Rabat American School, Morocco
Southampton Public Schools,
Southampton, NY
Southampton Elementary School
Southampton High School
Southampton Intermediate School
TASIS School in Dorado, The, Dorado, PR
Verdala International School, Malta
Virgin Islands Montessori School and Peter
Gruber International Academy, Saint
Thomas, VI
Accreditation Five Years
Citrus Park Christian School, Tampa, FL
Evangelical Christian School, Fort Myers,
Accreditation Remainder of Term
Colegio Bautista de Caguas, Caguas, PR
Colegio Espiritu Santo, San Juan, PR
Colegio Marista El Salvador, Manati, PR
Accreditation Removal of
Christian International School of Prague,
Czech Republic
Pine Tree Academy, Freeport, ME
Accreditation Removal of
Jeddah International School, Saudi Arabia
Probationary Accreditation
Montrose Christian School, Rockville, MD
Recognition of Accreditation
Chief Leschi Schools, Puyallup, WA
Clay County Christian Academy, Ashland,
Clonlara School, Ann Arbor, MI
Harvest Christian Academy, Barigada,
Ogburn School, Inc., The, Ferrandina
Beach, FL
Rosedale Baptist School, Baltimore, MD
*Accredited with Stipulations
TASIS Dorado Believes in the Middle States Self-Study Process and in the
Excellence by Design Protocol (continued)
(continued from page 2)
its commitment to excellence in academics by establishing four specific goals to improve scores in reading and
writing, in both English and Spanish. In addition, a fifth objective committing to establishing a STEM program
was developed. As if that weren’t ambitious enough, to complete the alignment with our mission, we created
two objectives related to excellence and kindness in our school. These
objectives may be more difficult to measure, but they are as important to our
school as the others. To reach them we have established developmentally
appropriate goal setting programs and opportunities for community service,
special programs and support within the school to maintain a positive
atmosphere for all.
It is a long, challenging path to reaching the goals we have set for our
school. Yet, as we like to say, we will continue to strive for excellence within
a culture of kindness, teaching our students that it takes grit to keep trying
to reach the bar that we set ever higher. We take this journey seriously, so
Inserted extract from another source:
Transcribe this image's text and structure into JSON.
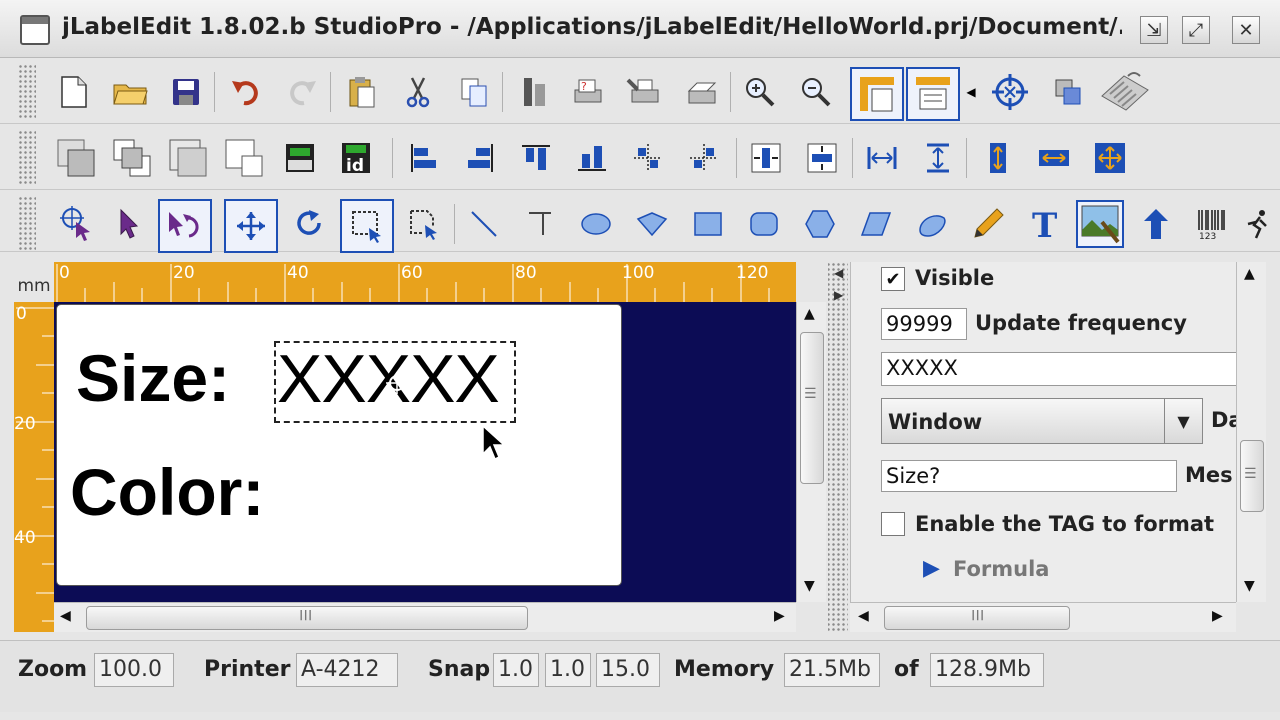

much so, that we hired an energetic and experienced educator to supervise
the implementation of the new programs related to our objectives and to
collect the data necessary to measure our progress. We are just beginning
the long road toward achieving our objectives and taking our school to the
next level of excellence. Even so, we are confident that we have mapped
the road we are to follow thanks to the self-study we completed through the
Middle States accreditation process.;